» What to do:
Pull each line containing "Tytuł" out of the listing below.

» Provided data:
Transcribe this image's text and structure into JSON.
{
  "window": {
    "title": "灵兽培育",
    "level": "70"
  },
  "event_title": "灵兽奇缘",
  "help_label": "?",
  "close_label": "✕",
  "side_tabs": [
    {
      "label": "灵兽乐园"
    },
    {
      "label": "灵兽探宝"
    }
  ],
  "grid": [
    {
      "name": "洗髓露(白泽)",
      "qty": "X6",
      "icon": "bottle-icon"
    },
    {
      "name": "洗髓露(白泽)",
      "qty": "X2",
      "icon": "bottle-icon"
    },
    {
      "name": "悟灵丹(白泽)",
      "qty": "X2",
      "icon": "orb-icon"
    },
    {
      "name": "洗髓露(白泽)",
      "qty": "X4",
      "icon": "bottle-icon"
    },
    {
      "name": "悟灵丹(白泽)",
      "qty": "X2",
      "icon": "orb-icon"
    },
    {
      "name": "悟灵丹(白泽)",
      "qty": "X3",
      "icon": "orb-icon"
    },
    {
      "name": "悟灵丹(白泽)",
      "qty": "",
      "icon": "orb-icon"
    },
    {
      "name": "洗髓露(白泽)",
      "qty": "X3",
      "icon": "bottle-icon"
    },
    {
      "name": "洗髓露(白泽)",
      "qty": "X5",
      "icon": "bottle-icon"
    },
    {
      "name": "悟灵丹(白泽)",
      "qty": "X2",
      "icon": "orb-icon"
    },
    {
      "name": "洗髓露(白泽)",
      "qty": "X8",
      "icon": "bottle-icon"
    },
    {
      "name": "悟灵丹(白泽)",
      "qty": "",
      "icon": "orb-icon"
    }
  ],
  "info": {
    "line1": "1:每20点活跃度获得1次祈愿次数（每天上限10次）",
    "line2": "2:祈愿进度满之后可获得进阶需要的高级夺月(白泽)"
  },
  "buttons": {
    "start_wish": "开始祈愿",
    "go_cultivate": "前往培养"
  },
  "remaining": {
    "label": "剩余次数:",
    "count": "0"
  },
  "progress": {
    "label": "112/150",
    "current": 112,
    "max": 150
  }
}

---

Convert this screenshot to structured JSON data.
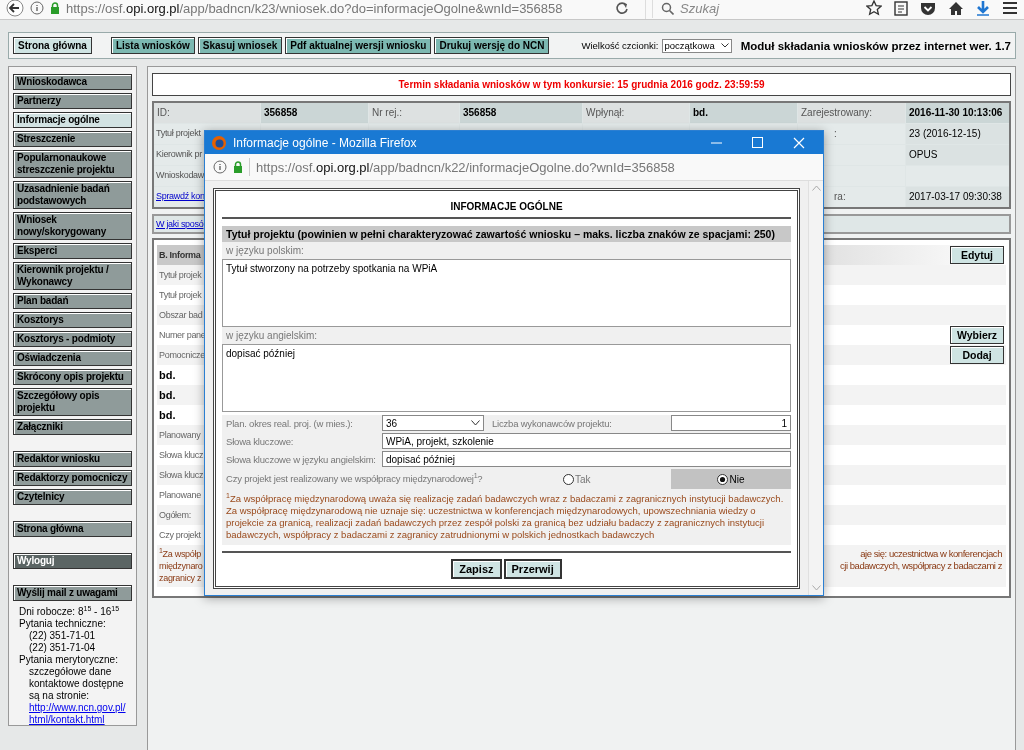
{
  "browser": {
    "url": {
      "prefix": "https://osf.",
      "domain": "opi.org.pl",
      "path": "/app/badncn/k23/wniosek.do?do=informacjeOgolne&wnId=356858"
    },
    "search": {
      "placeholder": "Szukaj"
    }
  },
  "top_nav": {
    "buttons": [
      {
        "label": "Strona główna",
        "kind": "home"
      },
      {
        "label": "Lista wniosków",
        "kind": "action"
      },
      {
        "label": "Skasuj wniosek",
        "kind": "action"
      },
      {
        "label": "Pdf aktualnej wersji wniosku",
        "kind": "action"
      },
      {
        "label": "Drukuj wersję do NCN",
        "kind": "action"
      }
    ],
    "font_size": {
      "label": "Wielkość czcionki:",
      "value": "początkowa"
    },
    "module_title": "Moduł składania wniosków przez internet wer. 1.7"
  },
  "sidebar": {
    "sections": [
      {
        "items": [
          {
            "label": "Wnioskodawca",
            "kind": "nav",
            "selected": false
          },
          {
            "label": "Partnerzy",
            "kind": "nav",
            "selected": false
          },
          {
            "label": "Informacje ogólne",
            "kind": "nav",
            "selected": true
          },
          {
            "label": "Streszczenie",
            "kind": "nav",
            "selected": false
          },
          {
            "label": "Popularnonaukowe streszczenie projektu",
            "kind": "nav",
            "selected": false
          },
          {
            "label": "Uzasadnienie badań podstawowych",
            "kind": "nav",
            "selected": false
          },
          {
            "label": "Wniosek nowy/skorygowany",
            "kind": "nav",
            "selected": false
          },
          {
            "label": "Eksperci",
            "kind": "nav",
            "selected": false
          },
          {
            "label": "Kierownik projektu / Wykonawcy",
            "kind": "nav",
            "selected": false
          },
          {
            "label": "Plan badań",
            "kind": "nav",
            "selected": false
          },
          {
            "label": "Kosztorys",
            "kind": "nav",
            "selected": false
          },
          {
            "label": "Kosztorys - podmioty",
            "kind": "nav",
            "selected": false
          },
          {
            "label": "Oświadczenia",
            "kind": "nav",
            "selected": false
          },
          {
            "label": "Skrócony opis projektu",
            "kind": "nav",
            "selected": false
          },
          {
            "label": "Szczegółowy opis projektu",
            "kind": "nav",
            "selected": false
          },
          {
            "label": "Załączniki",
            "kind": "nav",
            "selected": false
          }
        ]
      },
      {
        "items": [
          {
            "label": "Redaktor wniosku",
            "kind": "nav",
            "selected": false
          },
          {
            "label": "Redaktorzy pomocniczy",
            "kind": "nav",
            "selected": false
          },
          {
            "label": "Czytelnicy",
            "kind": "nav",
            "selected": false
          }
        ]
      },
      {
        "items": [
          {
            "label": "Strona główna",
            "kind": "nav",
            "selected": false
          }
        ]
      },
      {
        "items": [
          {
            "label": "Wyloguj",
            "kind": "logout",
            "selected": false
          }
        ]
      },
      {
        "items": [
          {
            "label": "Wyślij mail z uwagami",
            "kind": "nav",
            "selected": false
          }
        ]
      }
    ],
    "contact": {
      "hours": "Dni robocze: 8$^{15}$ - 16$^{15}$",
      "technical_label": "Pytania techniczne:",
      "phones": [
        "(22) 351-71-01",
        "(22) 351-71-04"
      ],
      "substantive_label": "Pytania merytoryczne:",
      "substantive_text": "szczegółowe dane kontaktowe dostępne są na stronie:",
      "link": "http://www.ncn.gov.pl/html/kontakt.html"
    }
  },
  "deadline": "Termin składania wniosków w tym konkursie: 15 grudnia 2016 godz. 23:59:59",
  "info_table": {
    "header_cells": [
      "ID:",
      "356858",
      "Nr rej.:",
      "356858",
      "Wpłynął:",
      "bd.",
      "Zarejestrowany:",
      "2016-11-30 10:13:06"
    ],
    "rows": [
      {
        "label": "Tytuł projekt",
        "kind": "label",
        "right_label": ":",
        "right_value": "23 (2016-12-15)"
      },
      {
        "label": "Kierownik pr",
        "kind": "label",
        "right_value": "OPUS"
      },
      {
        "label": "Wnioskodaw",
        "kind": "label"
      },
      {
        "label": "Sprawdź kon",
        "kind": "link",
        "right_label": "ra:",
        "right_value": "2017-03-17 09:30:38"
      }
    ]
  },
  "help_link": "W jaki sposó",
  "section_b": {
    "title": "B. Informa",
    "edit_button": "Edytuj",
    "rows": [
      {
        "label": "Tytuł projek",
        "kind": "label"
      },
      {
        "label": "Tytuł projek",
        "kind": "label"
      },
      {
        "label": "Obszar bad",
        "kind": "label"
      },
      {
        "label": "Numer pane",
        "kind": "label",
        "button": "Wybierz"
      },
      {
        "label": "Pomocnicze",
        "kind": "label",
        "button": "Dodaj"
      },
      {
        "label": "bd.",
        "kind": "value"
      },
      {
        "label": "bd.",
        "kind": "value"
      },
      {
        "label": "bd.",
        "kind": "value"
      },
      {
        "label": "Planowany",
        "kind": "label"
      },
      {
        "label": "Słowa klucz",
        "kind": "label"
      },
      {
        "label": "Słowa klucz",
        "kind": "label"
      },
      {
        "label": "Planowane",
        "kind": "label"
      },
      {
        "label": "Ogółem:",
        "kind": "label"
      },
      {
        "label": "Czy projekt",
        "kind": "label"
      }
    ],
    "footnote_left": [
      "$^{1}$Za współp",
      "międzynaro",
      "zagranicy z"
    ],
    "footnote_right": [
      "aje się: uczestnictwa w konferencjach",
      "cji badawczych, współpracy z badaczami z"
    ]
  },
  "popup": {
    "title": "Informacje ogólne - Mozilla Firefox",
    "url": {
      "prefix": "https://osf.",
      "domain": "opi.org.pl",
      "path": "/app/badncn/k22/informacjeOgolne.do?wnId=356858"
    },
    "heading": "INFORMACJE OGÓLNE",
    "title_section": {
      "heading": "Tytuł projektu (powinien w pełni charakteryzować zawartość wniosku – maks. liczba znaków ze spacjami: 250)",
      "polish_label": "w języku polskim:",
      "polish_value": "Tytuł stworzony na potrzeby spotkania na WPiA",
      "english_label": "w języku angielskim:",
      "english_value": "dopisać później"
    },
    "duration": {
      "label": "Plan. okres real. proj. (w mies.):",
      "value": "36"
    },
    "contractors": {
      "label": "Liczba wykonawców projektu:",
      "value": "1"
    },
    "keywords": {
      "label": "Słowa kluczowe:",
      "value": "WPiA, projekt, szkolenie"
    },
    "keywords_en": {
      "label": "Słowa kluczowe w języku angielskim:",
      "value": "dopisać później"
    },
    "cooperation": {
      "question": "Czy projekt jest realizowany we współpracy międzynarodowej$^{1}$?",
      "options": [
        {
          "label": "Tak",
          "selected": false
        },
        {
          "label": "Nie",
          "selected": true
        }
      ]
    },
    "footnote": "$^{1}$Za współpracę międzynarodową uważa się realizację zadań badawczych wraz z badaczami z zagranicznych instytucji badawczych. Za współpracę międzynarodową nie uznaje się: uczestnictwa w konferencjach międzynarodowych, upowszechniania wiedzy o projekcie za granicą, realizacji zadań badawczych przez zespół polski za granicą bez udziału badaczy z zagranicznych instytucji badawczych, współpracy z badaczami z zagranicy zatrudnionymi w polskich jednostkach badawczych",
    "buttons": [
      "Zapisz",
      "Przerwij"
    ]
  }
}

» Reply:
        "label": "Tytuł projekt",
        "label": "Tytuł projek",
        "label": "Tytuł projek",
      "heading": "Tytuł projektu (powinien w pełni charakteryzować zawartość wniosku – maks. liczba znaków ze spacjami: 250)",
      "polish_value": "Tytuł stworzony na potrzeby spotkania na WPiA",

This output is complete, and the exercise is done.